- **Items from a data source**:
*** Begin section ***

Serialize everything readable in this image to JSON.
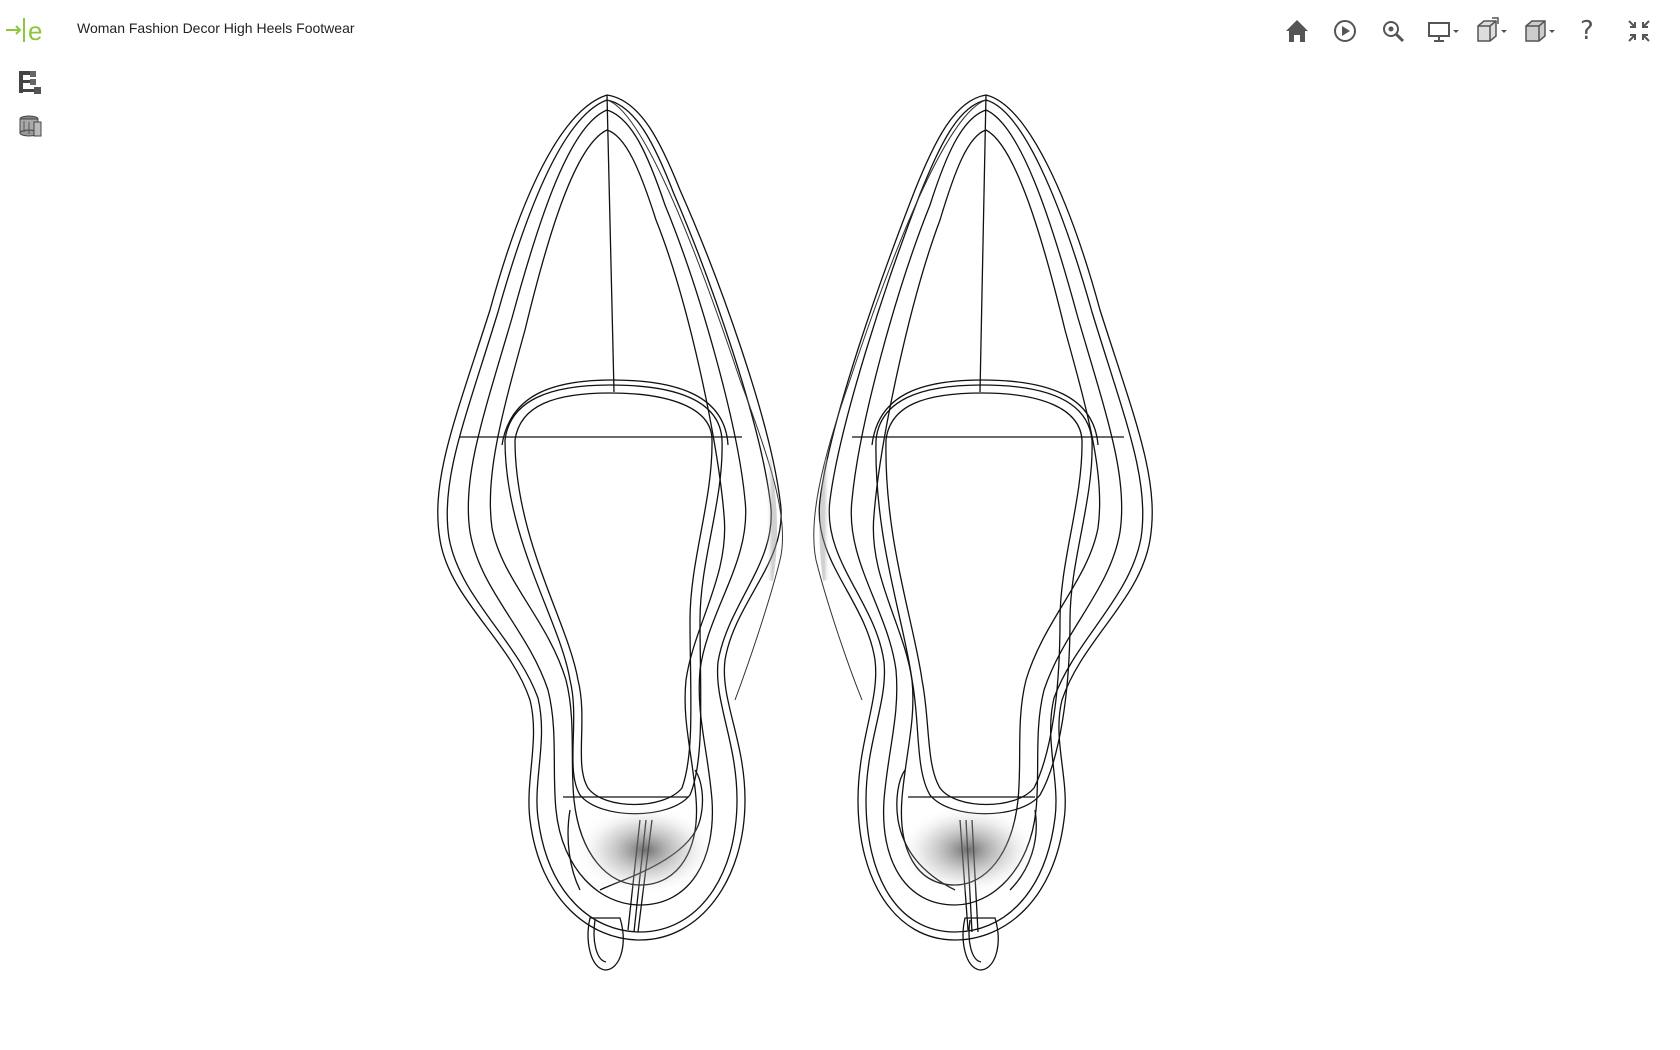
{
  "app": {
    "logo_glyph": "e",
    "title": "Woman Fashion Decor High Heels Footwear",
    "accent_color": "#8dc63f"
  },
  "sidebar": {
    "tools": [
      {
        "name": "model-tree",
        "icon": "tree-hierarchy-icon"
      },
      {
        "name": "parts",
        "icon": "layers-icon"
      }
    ]
  },
  "toolbar": {
    "buttons": [
      {
        "name": "home",
        "icon": "home-icon"
      },
      {
        "name": "play",
        "icon": "play-icon"
      },
      {
        "name": "zoom",
        "icon": "zoom-icon"
      },
      {
        "name": "display",
        "icon": "monitor-icon",
        "has_dropdown": true
      },
      {
        "name": "view-orientation",
        "icon": "cube-rotate-icon",
        "has_dropdown": true
      },
      {
        "name": "view-style",
        "icon": "cube-icon",
        "has_dropdown": true
      },
      {
        "name": "help",
        "icon": "help-icon",
        "glyph": "?"
      },
      {
        "name": "exit-fullscreen",
        "icon": "collapse-arrows-icon"
      }
    ]
  },
  "viewport": {
    "content": "wireframe-3d-model",
    "model_count": 2
  }
}
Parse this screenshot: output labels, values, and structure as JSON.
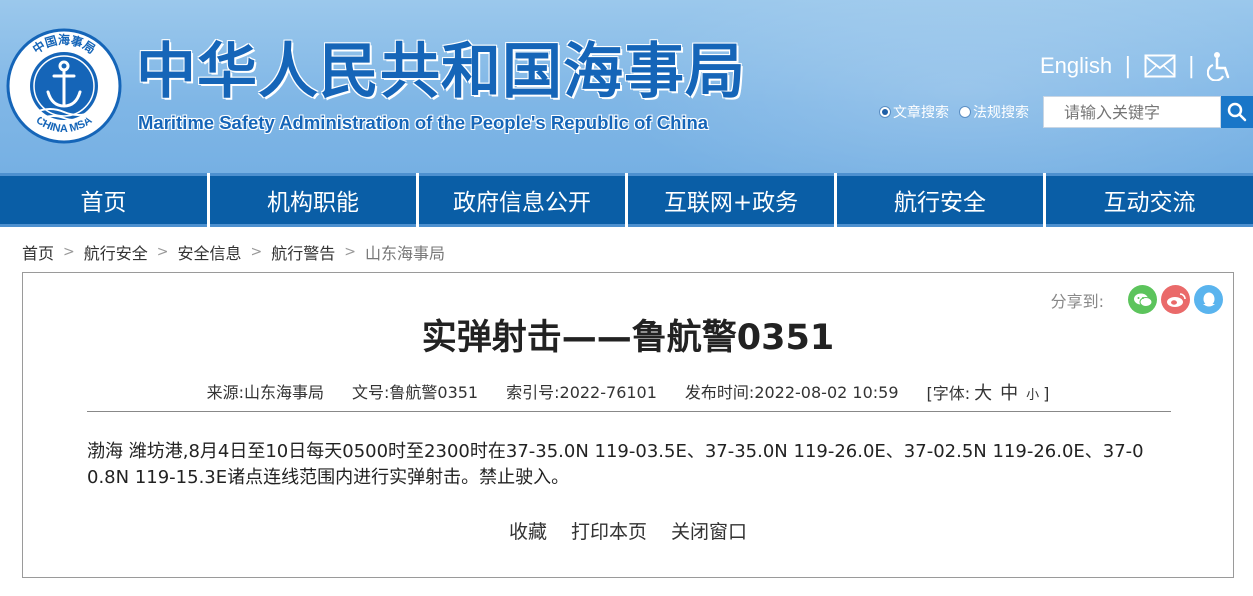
{
  "header": {
    "emblem_ring_top": "中国海事局",
    "emblem_ring_bottom": "CHINA MSA",
    "site_title": "中华人民共和国海事局",
    "site_subtitle": "Maritime Safety Administration of the People's Republic of China",
    "lang_link": "English",
    "separator": "|",
    "icons": [
      "mail-icon",
      "accessibility-icon"
    ],
    "search": {
      "option_article": "文章搜索",
      "option_law": "法规搜索",
      "selected": "文章搜索",
      "placeholder": "请输入关键字"
    }
  },
  "nav": {
    "items": [
      "首页",
      "机构职能",
      "政府信息公开",
      "互联网+政务",
      "航行安全",
      "互动交流"
    ]
  },
  "breadcrumb": {
    "items": [
      "首页",
      "航行安全",
      "安全信息",
      "航行警告",
      "山东海事局"
    ],
    "sep": ">"
  },
  "article": {
    "share_label": "分享到:",
    "share_icons": [
      "wechat-icon",
      "weibo-icon",
      "qq-icon"
    ],
    "title": "实弹射击——鲁航警0351",
    "meta": {
      "source": "来源:山东海事局",
      "doc_no": "文号:鲁航警0351",
      "index_no": "索引号:2022-76101",
      "publish_time": "发布时间:2022-08-02 10:59",
      "font_label": "[字体:",
      "font_large": "大",
      "font_medium": "中",
      "font_small": "小",
      "font_close": "]"
    },
    "body": "渤海 潍坊港,8月4日至10日每天0500时至2300时在37-35.0N 119-03.5E、37-35.0N 119-26.0E、37-02.5N 119-26.0E、37-00.8N 119-15.3E诸点连线范围内进行实弹射击。禁止驶入。",
    "actions": {
      "favorite": "收藏",
      "print": "打印本页",
      "close": "关闭窗口"
    }
  },
  "colors": {
    "nav_bg": "#0a5ea6",
    "nav_border": "#4d90cf",
    "header_bg": "#7fb6e6",
    "title_blue": "#1565b8"
  }
}
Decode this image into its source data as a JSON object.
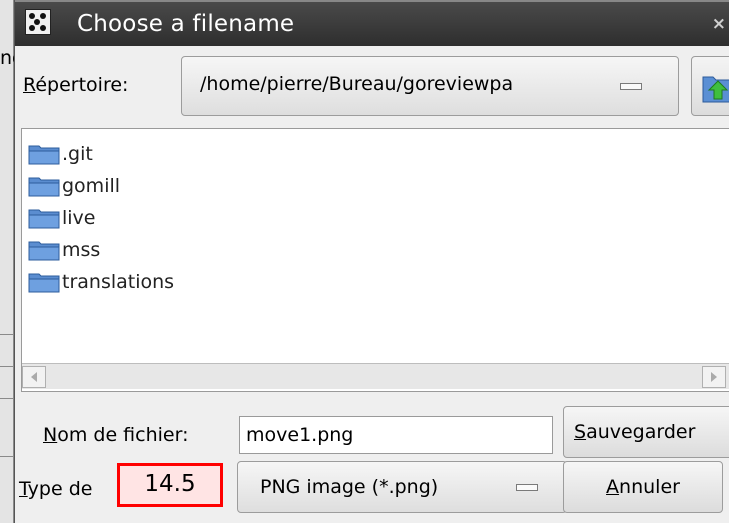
{
  "window": {
    "title": "Choose a filename",
    "close_glyph": "×",
    "bg_sliver_text": "ne"
  },
  "directory": {
    "label": "Répertoire:",
    "label_mnemonic": "R",
    "label_rest": "épertoire:",
    "path": "/home/pierre/Bureau/goreviewpa",
    "up_icon": "folder-up-icon"
  },
  "files": [
    {
      "name": ".git",
      "icon": "folder-icon"
    },
    {
      "name": "gomill",
      "icon": "folder-icon"
    },
    {
      "name": "live",
      "icon": "folder-icon"
    },
    {
      "name": "mss",
      "icon": "folder-icon"
    },
    {
      "name": "translations",
      "icon": "folder-icon"
    }
  ],
  "filename": {
    "label_mnemonic": "N",
    "label_rest": "om de fichier:",
    "value": "move1.png"
  },
  "filetype": {
    "label_mnemonic": "T",
    "label_rest": "ype de",
    "selected": "PNG image (*.png)"
  },
  "buttons": {
    "save_mnemonic": "S",
    "save_rest": "auvegarder",
    "cancel_mnemonic": "A",
    "cancel_rest": "nnuler"
  },
  "overlay": {
    "value": "14.5"
  },
  "colors": {
    "titlebar": "#3a3a3a",
    "folder": "#4f7fc4",
    "overlay_border": "#ff0000",
    "overlay_fill": "#ffe4e4"
  }
}
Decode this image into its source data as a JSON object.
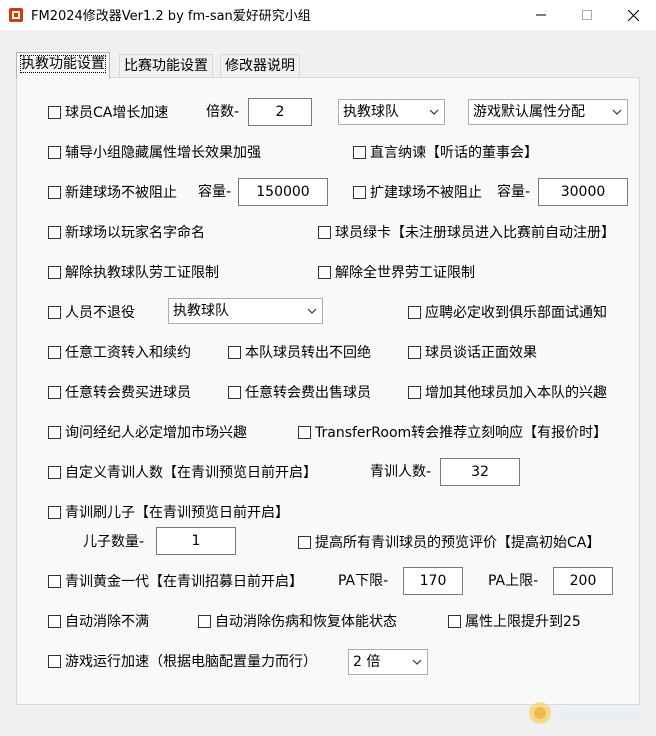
{
  "window": {
    "title": "FM2024修改器Ver1.2 by fm-san爱好研究小组"
  },
  "tabs": [
    {
      "label": "执教功能设置",
      "active": true
    },
    {
      "label": "比赛功能设置",
      "active": false
    },
    {
      "label": "修改器说明",
      "active": false
    }
  ],
  "panel": {
    "ca_growth": {
      "label": "球员CA增长加速",
      "checked": false
    },
    "multiplier_label": "倍数-",
    "multiplier_value": "2",
    "ca_team_select": "执教球队",
    "ca_dist_select": "游戏默认属性分配",
    "youth_hidden": {
      "label": "辅导小组隐藏属性增长效果加强",
      "checked": false
    },
    "direct_accept": {
      "label": "直言纳谏【听话的董事会】",
      "checked": false
    },
    "new_stadium": {
      "label": "新建球场不被阻止",
      "checked": false
    },
    "new_capacity_label": "容量-",
    "new_capacity_value": "150000",
    "expand_stadium": {
      "label": "扩建球场不被阻止",
      "checked": false
    },
    "expand_capacity_label": "容量-",
    "expand_capacity_value": "30000",
    "stadium_name": {
      "label": "新球场以玩家名字命名",
      "checked": false
    },
    "green_card": {
      "label": "球员绿卡【未注册球员进入比赛前自动注册】",
      "checked": false
    },
    "team_permit": {
      "label": "解除执教球队劳工证限制",
      "checked": false
    },
    "world_permit": {
      "label": "解除全世界劳工证限制",
      "checked": false
    },
    "no_retire": {
      "label": "人员不退役",
      "checked": false
    },
    "no_retire_select": "执教球队",
    "job_interview": {
      "label": "应聘必定收到俱乐部面试通知",
      "checked": false
    },
    "any_wage": {
      "label": "任意工资转入和续约",
      "checked": false
    },
    "no_refuse": {
      "label": "本队球员转出不回绝",
      "checked": false
    },
    "talk_positive": {
      "label": "球员谈话正面效果",
      "checked": false
    },
    "buy_any_fee": {
      "label": "任意转会费买进球员",
      "checked": false
    },
    "sell_any_fee": {
      "label": "任意转会费出售球员",
      "checked": false
    },
    "interest_join": {
      "label": "增加其他球员加入本队的兴趣",
      "checked": false
    },
    "agent_interest": {
      "label": "询问经纪人必定增加市场兴趣",
      "checked": false
    },
    "transferroom": {
      "label": "TransferRoom转会推荐立刻响应【有报价时】",
      "checked": false
    },
    "youth_count": {
      "label": "自定义青训人数【在青训预览日前开启】",
      "checked": false
    },
    "youth_count_label": "青训人数-",
    "youth_count_value": "32",
    "youth_son": {
      "label": "青训刷儿子【在青训预览日前开启】",
      "checked": false
    },
    "son_count_label": "儿子数量-",
    "son_count_value": "1",
    "youth_preview": {
      "label": "提高所有青训球员的预览评价【提高初始CA】",
      "checked": false
    },
    "golden_gen": {
      "label": "青训黄金一代【在青训招募日前开启】",
      "checked": false
    },
    "pa_min_label": "PA下限-",
    "pa_min_value": "170",
    "pa_max_label": "PA上限-",
    "pa_max_value": "200",
    "auto_unhappy": {
      "label": "自动消除不满",
      "checked": false
    },
    "auto_injury": {
      "label": "自动消除伤病和恢复体能状态",
      "checked": false
    },
    "attr_25": {
      "label": "属性上限提升到25",
      "checked": false
    },
    "speed_up": {
      "label": "游戏运行加速（根据电脑配置量力而行）",
      "checked": false
    },
    "speed_select": "2 倍"
  },
  "colors": {
    "title_bg": "#ffffff",
    "window_bg": "#f0f0f0",
    "panel_bg": "#f9f9f9"
  },
  "icons": [
    "app-icon",
    "minimize-icon",
    "maximize-icon",
    "close-icon",
    "chevron-down-icon"
  ]
}
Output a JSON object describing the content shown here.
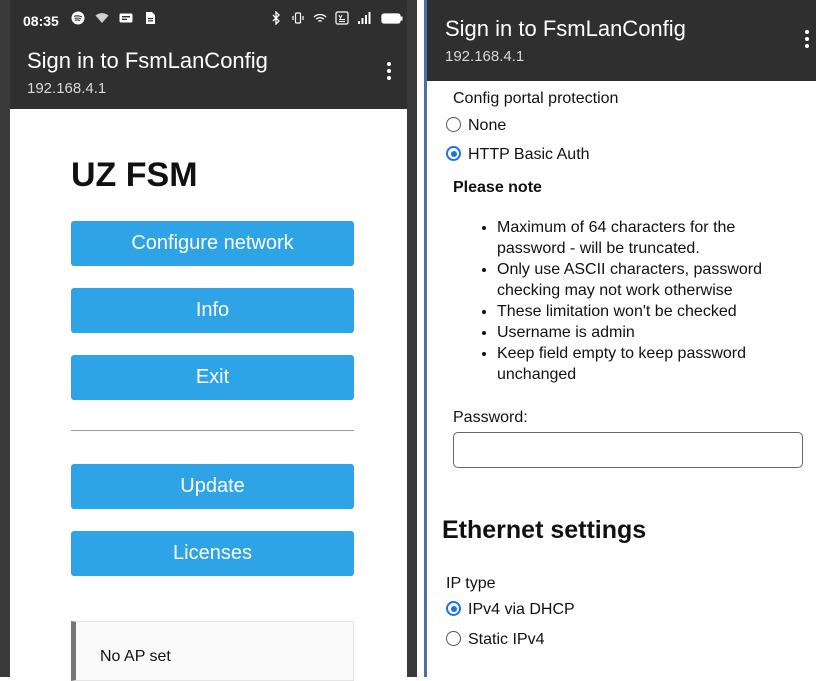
{
  "left": {
    "status": {
      "time": "08:35"
    },
    "appbar": {
      "title": "Sign in to FsmLanConfig",
      "subtitle": "192.168.4.1"
    },
    "heading": "UZ FSM",
    "buttons": {
      "configure": "Configure network",
      "info": "Info",
      "exit": "Exit",
      "update": "Update",
      "licenses": "Licenses"
    },
    "message": "No AP set"
  },
  "right": {
    "appbar": {
      "title": "Sign in to FsmLanConfig",
      "subtitle": "192.168.4.1"
    },
    "protection": {
      "label": "Config portal protection",
      "option_none": "None",
      "option_basic": "HTTP Basic Auth",
      "selected": "HTTP Basic Auth"
    },
    "note": {
      "title": "Please note",
      "items": [
        "Maximum of 64 characters for the password - will be truncated.",
        "Only use ASCII characters, password checking may not work otherwise",
        "These limitation won't be checked",
        "Username is admin",
        "Keep field empty to keep password unchanged"
      ]
    },
    "password": {
      "label": "Password:",
      "value": ""
    },
    "ethernet": {
      "heading": "Ethernet settings",
      "ip_type_label": "IP type",
      "option_dhcp": "IPv4 via DHCP",
      "option_static": "Static IPv4",
      "selected": "IPv4 via DHCP"
    }
  },
  "colors": {
    "accent": "#2ea3e5",
    "appbar": "#2f2f2f",
    "radio_selected": "#1a73e8"
  },
  "icons": [
    "spotify-icon",
    "wifi-icon",
    "message-icon",
    "document-icon",
    "bluetooth-icon",
    "vibrate-icon",
    "wifi-calling-icon",
    "volte-icon",
    "signal-icon",
    "battery-icon",
    "more-vert-icon"
  ]
}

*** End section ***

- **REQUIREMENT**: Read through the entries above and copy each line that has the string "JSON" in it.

- **RESULT OF THIS TASK**:
Serialize everything readable in this image to JSON.
Parse this screenshot: output labels, values, and structure as JSON.
Decode this image into its source data as a JSON object.
Decode this image into its source data as a JSON object.
Output a JSON object describing the content shown here.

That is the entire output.